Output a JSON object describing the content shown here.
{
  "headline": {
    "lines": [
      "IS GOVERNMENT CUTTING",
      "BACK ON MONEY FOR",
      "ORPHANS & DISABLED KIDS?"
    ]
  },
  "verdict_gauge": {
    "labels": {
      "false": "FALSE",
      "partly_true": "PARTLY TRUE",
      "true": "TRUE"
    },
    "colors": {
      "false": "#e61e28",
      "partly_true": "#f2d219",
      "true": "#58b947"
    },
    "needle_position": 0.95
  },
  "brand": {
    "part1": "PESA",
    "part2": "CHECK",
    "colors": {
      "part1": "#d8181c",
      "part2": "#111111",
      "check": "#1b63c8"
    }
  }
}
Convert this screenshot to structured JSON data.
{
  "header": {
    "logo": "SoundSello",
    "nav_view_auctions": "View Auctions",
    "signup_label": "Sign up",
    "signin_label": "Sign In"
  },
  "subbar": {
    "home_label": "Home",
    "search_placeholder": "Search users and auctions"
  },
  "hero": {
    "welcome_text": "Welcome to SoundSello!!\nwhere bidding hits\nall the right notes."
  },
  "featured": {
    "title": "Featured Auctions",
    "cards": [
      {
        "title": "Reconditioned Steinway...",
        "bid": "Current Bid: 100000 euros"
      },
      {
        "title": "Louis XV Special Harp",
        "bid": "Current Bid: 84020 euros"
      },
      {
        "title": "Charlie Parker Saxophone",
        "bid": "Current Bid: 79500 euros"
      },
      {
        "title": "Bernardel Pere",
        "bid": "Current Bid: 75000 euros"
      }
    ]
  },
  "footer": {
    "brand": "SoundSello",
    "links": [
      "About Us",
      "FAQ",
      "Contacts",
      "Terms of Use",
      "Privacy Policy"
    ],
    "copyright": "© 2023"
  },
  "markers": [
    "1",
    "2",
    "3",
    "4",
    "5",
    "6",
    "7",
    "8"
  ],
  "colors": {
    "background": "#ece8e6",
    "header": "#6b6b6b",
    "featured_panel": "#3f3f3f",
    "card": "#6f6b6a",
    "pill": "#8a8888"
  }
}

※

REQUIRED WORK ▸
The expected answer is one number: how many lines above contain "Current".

RESPONSE ▸
4